10. Other than your Ruptured World project, do you have any other main musical ventures?

Just Ruptured World! I did dabble with some horrorsynth stuff a while back, and it’s a type of music I enjoy. But it’s not where my interests lie, really.

11. I know that you recently contributed to the ‘Hastur’ Cryo Chamber collaboration album – which was phenomenal by the way. Have you been featured on any other collaboration projects?

Glad you enjoyed it! I haven’t yet featured on any other collaborations, but there may be a couple of things in the pipeline to look out for!

12. Do you have any recording plans for 2020?

Yes, I’ve actually got another “Planetary” album currently under production, so look out for that one. And I’m also working on music for video productions like the ones I’ve already produced and put on YouTube, with an aim to putting together an album at some time in the future. And there’s one or two top secret collaborations that may soon be underway. So a few things going on.

13. I really appreciate you taking the time to answer these questions. Do you have any final thought for anyone that may be reading this?
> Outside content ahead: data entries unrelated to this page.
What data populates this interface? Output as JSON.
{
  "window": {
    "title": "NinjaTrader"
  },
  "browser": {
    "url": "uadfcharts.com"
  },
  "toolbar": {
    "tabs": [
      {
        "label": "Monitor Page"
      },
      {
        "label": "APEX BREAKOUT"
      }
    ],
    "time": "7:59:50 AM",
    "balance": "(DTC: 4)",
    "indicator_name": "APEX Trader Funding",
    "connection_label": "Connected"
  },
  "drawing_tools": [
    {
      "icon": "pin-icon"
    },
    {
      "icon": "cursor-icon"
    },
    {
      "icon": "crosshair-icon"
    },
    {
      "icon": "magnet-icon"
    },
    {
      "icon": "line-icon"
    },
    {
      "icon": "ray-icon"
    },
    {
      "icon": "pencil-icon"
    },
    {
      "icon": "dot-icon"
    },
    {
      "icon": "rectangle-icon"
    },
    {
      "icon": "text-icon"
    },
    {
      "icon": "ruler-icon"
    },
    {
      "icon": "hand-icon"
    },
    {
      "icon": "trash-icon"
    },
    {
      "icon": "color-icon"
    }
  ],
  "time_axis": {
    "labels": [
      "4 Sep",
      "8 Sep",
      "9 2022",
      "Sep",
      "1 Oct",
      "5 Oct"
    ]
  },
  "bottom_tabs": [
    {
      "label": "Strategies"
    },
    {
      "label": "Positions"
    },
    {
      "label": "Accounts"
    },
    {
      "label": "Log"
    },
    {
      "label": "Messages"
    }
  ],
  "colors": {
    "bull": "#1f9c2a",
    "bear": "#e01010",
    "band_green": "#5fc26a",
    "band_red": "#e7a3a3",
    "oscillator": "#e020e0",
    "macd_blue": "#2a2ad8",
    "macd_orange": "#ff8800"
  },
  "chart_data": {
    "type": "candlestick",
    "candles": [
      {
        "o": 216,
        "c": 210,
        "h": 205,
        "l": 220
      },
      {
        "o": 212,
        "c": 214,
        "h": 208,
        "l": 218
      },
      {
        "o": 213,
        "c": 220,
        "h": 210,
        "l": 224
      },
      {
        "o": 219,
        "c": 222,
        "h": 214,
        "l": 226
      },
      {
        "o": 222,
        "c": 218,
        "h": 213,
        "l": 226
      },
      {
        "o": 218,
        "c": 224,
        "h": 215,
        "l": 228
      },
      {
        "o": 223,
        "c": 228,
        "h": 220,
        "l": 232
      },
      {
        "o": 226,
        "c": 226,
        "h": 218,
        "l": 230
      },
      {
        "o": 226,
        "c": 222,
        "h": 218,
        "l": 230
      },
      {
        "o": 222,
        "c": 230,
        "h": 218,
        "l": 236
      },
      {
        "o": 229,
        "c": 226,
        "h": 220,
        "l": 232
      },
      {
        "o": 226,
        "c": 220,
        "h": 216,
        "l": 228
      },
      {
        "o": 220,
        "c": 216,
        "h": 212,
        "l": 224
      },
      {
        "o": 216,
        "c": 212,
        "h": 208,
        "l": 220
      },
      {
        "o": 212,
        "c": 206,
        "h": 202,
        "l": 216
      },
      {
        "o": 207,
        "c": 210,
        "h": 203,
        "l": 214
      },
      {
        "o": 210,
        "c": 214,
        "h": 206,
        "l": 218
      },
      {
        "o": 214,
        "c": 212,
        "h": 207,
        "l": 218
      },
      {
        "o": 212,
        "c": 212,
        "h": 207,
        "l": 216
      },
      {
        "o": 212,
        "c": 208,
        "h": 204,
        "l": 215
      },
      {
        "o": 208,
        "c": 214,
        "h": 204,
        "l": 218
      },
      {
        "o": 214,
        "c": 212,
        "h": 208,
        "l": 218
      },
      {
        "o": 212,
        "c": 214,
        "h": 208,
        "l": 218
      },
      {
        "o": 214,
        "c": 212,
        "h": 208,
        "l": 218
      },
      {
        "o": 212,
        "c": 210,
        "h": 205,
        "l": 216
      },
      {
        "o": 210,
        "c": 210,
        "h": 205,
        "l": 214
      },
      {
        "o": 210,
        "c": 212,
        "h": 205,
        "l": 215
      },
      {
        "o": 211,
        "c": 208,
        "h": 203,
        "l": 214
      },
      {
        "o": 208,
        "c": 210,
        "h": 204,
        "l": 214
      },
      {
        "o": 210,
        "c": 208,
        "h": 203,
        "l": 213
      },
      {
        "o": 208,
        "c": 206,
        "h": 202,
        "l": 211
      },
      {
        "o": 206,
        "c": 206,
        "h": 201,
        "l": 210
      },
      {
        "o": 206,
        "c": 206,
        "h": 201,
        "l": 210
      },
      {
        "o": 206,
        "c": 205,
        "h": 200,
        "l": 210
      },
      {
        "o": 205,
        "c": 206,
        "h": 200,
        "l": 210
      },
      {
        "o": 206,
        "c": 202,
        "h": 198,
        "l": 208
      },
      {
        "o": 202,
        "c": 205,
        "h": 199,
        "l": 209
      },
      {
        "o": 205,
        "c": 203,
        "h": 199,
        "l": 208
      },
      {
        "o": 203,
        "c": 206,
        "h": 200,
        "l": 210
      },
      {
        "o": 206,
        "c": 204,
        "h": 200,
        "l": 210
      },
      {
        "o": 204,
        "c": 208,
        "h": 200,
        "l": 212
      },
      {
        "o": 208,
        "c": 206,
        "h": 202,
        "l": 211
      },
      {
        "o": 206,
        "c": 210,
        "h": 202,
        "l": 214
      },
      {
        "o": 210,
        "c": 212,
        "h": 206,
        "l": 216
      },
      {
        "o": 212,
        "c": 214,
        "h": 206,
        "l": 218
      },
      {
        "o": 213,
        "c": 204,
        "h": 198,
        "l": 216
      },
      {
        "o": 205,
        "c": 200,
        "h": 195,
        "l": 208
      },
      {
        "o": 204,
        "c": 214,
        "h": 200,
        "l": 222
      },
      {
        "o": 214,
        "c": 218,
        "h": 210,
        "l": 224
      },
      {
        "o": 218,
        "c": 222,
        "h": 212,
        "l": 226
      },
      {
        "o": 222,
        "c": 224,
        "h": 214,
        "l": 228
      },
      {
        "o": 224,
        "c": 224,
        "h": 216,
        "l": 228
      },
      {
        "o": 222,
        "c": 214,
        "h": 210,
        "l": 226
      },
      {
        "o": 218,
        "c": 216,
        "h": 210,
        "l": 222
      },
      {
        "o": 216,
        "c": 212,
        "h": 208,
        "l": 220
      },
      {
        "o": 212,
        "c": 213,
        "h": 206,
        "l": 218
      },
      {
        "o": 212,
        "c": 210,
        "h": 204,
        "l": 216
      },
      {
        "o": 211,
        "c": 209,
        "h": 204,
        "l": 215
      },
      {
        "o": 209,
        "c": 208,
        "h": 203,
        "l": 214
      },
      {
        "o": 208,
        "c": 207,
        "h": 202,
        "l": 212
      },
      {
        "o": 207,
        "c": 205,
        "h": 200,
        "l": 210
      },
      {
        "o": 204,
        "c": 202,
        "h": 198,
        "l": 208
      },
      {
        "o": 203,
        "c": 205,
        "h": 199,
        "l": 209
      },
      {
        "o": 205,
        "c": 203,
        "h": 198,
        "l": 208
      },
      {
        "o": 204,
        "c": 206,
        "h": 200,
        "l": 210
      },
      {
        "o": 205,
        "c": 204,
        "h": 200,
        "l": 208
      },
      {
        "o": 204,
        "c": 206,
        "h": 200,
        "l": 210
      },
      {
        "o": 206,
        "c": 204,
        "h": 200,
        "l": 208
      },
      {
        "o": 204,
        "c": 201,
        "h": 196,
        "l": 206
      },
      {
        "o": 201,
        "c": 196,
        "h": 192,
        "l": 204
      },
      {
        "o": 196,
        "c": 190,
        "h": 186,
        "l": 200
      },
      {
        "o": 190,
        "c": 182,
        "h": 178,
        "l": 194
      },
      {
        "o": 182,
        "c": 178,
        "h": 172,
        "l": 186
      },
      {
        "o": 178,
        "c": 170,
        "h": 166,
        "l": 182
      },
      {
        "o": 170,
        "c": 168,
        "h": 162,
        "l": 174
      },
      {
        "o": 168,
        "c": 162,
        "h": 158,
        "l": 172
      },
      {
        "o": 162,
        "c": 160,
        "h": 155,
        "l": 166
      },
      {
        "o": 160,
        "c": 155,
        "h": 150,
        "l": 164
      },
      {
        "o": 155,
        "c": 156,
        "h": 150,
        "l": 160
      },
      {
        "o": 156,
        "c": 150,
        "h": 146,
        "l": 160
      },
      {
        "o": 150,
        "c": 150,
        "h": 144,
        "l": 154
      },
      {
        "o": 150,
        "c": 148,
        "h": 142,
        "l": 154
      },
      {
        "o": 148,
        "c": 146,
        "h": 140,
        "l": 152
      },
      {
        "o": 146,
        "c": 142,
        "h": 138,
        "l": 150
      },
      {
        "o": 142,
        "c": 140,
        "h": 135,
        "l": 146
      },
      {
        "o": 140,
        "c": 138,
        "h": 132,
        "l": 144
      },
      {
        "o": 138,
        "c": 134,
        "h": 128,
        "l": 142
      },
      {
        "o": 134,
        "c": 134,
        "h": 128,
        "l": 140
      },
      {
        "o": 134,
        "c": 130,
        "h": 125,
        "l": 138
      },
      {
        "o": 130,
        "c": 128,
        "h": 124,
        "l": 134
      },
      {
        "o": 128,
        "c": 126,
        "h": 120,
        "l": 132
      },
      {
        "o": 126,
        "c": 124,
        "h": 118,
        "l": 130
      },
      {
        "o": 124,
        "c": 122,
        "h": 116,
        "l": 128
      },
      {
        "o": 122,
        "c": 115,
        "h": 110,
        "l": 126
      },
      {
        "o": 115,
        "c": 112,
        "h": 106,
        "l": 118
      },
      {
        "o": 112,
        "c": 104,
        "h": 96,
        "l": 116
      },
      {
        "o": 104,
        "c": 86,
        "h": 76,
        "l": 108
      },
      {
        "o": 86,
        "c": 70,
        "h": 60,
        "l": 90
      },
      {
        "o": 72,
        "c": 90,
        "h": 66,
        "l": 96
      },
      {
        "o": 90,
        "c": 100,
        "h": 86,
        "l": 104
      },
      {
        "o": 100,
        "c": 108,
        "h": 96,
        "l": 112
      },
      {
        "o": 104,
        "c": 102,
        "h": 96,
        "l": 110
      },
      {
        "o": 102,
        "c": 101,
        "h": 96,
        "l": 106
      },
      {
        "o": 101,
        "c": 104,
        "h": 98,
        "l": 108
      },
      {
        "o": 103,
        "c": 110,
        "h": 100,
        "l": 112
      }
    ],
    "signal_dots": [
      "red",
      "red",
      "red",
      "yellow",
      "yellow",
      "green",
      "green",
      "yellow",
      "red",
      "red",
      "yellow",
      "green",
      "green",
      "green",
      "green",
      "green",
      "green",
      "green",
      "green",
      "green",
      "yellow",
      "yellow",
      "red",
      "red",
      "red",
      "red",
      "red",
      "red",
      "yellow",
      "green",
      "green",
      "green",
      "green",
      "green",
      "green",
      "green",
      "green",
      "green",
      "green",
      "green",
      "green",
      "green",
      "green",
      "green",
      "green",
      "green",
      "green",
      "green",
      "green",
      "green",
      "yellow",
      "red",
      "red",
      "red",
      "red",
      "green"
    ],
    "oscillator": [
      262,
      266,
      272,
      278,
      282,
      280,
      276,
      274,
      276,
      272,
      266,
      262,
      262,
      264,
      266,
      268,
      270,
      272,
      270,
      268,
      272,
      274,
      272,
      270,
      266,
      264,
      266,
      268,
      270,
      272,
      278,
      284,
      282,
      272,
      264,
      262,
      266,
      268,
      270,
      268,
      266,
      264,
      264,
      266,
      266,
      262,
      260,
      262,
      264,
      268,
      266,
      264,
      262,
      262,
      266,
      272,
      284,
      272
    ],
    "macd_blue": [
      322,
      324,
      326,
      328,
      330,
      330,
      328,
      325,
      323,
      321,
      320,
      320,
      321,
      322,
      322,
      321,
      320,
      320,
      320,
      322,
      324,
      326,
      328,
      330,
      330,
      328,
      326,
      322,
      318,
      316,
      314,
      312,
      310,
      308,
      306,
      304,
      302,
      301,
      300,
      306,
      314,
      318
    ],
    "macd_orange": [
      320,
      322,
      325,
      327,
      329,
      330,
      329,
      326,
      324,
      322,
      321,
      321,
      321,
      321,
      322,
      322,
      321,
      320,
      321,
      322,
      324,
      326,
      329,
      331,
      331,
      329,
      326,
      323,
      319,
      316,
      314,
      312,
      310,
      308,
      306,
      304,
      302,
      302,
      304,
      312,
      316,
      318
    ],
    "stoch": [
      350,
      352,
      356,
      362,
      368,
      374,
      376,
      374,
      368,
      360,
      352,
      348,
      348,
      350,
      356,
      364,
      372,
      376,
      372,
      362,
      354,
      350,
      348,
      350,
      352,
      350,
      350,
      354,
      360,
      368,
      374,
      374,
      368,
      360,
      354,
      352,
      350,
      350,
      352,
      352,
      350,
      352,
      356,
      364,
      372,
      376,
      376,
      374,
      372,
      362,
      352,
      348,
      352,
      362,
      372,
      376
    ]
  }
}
My pleasure. Thank you! I would just encourage people to keep listening, keep supporting the artists, and keep searching the skies for the gods of Dark Ambient, who must surely be out there, watching over us as we speak.

Links:

https://rupturedworld.bandcamp.com

http://alistairrennie.com

https://cryochamber.bandcamp.com/album/archeoplanetary

https://cryochamber.bandcamp.com/album/exoplanetary